Anti-Daesh envoy McGurk key in US arming of Iranian-backed militia, officials say
U.S. officials have agreed that Iranian-backed militia could be using American-made arms and that Brett McGurk, the anti-Daesh envoy appointed during the Obama era, had a key role in enabling policies that helped arm the militants, Washington Free Beacon said in a piece on Monday citing American officials.
"Lawmakers and other have singled out Brett McGurk, the special presidential envoy for the Global Coalition to Counter ISIS, as playing a key role in enabling policies that help arm Iranian backed forces," the website said, using an alternative acronym for Daesh terrorist group.
The militia fighters in Iraq closely linked to Iran's Islamic Revolutionary Guards Corps (IRGC), are being trained and armed by the American government, the website said, quoting sources labeling the policy as one of the chief failures of the U.S. in the region.
"Top lawmakers and others have begun to present evidence showing that the State Department continues to provide widespread support for Iranian-backed militias in Iraq, a program that first begun under the Obama administration," the Beacon said.
The Washington Free Beacon quoted multiple sources accusing the State Department of making "common cause" with the IRGC. According to the website, the sources said that the Iranian organization "benefited from ongoing American efforts to arm and train Iraqi militia groups."
Pointing to the continued presence of senior Obama administration officials in the U.S. government, the sources called their existence as one of the primary drivers of this ongoing policy.
The website also quoted Bill Roggio, a veteran military analyst and editor of the Long War Journal, which chronicles U.S. military efforts.

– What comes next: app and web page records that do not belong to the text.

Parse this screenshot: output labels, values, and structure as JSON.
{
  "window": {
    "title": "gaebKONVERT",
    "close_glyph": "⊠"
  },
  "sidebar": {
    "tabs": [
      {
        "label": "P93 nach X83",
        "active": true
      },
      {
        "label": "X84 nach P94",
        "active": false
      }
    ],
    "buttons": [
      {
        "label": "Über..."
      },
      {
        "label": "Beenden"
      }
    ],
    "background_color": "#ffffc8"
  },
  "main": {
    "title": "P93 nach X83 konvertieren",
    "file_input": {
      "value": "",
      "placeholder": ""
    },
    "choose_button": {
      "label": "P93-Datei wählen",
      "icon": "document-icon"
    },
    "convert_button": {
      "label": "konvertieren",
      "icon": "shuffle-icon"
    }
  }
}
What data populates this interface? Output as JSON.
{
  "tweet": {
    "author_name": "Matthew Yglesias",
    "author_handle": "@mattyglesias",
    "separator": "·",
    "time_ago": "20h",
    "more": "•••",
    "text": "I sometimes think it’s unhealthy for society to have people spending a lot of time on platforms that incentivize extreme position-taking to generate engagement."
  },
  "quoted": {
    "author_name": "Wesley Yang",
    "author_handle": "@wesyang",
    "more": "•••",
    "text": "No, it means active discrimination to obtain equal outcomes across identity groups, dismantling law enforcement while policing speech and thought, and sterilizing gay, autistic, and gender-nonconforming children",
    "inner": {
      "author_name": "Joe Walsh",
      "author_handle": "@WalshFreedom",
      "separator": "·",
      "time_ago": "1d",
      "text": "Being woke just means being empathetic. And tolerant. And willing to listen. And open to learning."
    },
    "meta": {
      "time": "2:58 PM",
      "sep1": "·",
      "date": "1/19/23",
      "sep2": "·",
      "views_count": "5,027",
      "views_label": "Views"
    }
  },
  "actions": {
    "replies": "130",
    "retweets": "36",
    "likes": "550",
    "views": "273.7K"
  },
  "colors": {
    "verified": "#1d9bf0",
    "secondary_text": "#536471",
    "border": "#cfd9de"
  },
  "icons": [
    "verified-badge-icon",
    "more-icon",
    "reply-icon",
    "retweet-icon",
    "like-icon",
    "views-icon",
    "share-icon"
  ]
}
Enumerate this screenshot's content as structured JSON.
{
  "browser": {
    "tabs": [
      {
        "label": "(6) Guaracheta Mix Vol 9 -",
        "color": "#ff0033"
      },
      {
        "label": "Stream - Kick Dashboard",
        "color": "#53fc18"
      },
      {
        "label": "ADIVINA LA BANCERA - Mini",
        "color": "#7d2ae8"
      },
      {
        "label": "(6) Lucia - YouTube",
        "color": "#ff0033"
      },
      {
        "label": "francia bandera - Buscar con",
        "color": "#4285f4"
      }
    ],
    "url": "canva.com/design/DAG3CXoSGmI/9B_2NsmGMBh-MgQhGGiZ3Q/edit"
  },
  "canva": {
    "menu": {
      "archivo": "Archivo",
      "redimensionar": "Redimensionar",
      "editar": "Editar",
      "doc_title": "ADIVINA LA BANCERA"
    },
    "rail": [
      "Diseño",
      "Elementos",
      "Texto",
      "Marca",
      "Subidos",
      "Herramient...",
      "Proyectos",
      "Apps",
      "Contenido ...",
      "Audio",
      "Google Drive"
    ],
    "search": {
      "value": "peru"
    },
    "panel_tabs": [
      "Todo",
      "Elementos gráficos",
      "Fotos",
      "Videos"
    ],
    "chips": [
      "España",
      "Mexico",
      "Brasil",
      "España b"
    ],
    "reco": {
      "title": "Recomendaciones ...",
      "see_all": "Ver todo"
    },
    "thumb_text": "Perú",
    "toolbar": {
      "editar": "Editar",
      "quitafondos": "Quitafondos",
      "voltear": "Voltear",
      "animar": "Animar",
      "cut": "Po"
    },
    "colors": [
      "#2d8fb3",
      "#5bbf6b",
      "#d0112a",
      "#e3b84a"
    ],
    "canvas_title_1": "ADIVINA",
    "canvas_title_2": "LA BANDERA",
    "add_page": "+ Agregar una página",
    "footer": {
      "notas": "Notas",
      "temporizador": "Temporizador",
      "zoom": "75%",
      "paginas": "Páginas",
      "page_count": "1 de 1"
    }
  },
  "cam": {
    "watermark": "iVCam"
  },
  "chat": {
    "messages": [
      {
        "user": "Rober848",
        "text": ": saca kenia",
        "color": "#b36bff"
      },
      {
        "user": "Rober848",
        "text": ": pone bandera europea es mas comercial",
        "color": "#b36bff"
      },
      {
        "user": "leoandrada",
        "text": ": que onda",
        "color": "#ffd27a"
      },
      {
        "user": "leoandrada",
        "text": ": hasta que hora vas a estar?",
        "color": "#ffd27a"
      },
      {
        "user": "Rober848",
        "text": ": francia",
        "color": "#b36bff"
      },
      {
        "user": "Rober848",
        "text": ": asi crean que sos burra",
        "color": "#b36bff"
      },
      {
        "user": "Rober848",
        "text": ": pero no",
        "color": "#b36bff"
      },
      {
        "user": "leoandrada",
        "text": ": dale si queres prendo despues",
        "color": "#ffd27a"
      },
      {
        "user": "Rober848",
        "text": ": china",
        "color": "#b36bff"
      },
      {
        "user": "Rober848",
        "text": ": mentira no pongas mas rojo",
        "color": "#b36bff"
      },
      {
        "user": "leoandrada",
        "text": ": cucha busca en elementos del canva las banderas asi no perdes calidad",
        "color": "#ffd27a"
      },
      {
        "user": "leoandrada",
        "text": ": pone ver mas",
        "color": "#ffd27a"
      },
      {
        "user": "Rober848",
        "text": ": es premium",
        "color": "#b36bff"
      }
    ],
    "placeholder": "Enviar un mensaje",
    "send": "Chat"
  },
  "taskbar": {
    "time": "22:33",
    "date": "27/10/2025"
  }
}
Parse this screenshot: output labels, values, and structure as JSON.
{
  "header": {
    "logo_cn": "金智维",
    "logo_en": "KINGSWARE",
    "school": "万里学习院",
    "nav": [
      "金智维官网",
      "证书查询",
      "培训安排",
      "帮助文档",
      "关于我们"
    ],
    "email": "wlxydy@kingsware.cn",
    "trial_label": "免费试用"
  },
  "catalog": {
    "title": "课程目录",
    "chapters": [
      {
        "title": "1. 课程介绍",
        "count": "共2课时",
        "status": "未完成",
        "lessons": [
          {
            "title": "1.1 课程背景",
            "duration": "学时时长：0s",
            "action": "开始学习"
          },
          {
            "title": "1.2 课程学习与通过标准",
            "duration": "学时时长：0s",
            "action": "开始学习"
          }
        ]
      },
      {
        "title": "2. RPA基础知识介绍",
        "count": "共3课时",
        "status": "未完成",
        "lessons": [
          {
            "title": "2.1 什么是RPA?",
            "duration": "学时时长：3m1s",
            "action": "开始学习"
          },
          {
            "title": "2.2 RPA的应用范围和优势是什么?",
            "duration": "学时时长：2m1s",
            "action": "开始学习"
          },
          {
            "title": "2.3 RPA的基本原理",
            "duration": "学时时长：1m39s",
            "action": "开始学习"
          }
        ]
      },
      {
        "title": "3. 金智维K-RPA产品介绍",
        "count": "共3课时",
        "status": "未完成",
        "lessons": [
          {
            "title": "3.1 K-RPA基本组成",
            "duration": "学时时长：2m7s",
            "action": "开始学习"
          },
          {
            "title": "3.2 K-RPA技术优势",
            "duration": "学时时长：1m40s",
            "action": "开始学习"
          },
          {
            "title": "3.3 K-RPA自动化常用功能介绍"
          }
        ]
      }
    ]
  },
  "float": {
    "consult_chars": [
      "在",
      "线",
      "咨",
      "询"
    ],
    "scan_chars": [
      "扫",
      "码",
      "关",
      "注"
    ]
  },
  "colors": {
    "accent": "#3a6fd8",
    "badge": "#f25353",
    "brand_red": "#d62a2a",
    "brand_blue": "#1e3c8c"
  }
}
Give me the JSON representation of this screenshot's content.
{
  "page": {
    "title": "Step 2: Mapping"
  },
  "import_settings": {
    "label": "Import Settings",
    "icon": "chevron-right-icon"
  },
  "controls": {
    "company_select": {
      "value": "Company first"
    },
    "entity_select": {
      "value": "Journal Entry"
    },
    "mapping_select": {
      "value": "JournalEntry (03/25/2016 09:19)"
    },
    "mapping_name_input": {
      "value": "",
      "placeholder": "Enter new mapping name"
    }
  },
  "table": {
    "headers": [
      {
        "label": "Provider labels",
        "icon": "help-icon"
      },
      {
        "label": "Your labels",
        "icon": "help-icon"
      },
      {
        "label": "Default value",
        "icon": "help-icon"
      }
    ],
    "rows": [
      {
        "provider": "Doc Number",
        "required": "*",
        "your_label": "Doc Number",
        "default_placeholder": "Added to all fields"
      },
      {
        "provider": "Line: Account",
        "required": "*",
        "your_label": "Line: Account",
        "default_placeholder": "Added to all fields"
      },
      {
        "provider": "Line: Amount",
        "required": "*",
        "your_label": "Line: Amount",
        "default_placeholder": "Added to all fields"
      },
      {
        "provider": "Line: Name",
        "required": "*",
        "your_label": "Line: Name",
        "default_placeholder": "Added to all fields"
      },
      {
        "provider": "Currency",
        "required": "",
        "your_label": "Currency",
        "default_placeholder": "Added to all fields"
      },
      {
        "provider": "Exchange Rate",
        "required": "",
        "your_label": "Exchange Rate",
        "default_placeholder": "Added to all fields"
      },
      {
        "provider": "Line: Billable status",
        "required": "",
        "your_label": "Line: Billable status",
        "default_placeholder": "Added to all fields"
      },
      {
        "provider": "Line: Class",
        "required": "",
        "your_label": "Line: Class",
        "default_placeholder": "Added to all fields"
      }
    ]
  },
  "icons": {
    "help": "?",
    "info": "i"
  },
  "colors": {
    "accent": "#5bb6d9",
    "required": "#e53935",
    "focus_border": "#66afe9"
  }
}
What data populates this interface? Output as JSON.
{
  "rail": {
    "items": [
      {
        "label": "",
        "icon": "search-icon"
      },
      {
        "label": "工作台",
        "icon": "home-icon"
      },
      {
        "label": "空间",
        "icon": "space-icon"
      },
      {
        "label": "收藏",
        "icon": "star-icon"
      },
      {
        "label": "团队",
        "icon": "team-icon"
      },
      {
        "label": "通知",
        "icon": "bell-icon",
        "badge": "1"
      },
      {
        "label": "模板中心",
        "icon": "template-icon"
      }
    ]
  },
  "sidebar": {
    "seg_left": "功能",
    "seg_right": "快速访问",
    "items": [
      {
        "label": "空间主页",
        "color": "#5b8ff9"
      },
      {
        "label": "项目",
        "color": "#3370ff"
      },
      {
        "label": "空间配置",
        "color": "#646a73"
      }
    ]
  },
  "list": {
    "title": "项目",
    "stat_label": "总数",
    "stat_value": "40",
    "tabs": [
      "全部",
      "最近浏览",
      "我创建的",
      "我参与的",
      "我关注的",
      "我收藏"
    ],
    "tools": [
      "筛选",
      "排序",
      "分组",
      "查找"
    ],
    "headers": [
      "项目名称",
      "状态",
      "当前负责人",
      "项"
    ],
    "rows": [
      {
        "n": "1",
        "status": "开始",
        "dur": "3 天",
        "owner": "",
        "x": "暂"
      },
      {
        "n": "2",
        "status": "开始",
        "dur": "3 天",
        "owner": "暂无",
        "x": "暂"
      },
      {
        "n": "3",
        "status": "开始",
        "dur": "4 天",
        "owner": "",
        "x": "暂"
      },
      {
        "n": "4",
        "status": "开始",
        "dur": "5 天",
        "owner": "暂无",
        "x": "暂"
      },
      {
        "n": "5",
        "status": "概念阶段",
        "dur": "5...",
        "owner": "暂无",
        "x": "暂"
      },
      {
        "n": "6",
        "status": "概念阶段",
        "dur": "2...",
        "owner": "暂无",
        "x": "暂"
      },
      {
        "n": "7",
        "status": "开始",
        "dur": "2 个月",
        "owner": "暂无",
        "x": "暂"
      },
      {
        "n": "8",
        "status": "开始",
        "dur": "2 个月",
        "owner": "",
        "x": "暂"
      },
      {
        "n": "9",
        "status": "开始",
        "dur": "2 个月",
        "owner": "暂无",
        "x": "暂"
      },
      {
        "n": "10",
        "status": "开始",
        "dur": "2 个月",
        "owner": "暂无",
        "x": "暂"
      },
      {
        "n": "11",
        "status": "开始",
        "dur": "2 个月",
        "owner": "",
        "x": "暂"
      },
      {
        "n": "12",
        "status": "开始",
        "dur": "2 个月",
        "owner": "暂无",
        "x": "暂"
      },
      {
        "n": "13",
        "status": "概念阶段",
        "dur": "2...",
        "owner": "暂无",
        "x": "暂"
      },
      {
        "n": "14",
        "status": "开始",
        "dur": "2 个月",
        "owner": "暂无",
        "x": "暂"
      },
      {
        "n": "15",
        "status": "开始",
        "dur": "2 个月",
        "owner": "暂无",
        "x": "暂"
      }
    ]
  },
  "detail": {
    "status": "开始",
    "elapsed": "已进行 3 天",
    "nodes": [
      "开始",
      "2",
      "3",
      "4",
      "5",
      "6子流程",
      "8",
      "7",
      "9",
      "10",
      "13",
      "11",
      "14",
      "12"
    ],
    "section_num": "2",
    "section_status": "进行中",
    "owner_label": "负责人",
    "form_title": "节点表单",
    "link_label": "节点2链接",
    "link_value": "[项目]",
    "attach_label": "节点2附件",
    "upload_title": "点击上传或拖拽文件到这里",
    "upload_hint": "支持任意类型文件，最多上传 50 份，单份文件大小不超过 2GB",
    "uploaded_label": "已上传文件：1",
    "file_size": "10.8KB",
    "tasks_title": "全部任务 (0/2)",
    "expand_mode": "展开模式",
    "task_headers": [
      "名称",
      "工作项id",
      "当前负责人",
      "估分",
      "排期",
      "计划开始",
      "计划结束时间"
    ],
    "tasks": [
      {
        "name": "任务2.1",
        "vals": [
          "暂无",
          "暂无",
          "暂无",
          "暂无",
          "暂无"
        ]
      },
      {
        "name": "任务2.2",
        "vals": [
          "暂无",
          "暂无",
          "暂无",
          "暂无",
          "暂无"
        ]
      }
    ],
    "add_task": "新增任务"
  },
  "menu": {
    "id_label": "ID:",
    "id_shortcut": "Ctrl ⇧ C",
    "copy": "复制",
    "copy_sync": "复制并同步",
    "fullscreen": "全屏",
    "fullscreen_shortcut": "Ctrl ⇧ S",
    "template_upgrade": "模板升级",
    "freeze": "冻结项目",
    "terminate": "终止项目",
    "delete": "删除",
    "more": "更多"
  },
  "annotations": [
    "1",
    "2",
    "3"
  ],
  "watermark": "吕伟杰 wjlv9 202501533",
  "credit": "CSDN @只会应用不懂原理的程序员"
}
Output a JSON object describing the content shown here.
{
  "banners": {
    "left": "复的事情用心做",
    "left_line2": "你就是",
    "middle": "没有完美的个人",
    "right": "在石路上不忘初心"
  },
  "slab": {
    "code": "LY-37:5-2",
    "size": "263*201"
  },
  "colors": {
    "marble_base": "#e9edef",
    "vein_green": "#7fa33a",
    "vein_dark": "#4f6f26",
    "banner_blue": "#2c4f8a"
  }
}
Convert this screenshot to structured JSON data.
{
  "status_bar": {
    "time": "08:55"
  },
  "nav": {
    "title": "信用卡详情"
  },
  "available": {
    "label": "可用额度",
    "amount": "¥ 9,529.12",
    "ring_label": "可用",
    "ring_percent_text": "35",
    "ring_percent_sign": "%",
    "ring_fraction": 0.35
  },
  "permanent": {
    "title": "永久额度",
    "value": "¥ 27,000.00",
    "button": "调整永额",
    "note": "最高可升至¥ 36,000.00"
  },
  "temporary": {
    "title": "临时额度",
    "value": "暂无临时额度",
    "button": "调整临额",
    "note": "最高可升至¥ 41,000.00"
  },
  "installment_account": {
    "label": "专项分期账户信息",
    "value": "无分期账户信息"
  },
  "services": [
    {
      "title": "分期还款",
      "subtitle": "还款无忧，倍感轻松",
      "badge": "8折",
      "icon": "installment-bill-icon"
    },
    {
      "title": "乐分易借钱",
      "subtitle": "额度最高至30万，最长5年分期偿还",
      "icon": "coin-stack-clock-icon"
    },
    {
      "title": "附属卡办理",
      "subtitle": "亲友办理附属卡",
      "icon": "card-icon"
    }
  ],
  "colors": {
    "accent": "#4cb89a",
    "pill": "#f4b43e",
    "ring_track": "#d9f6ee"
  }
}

According to Roggio, the drive to defeat Daesh terrorist group has pushed senior U.S. military and diplomatic officials to ignore Iran's growing role in Iraq.
"The U.S. military and government has been so desperate to defeat ISIS that it has consciously ignored that its allies in Iraq and Syria include Shia militias backed by Iran and the PKK, which is designated by the U.S. government as foreign terrorist organization," Roggio was quoted as saying in the piece.
The anti-Daesh envoy McGurk has drawn fire many times for paying visits to PKK-linked militants. In 2016, McGurk held a meeting with representatives from the PKK's Syrian offshoot PYD and its armed wing, YPG.
Photos of McGurk circulated in the media, which showed him sitting right next to senior PKK militant Abdi Ferhad Şahin, who goes by the alias "Şahin Cilo," and who is currently on the list of the Turkish Interior Ministry's most wanted terrorists with a TL 4-million ($1.03 million) bounty on his head.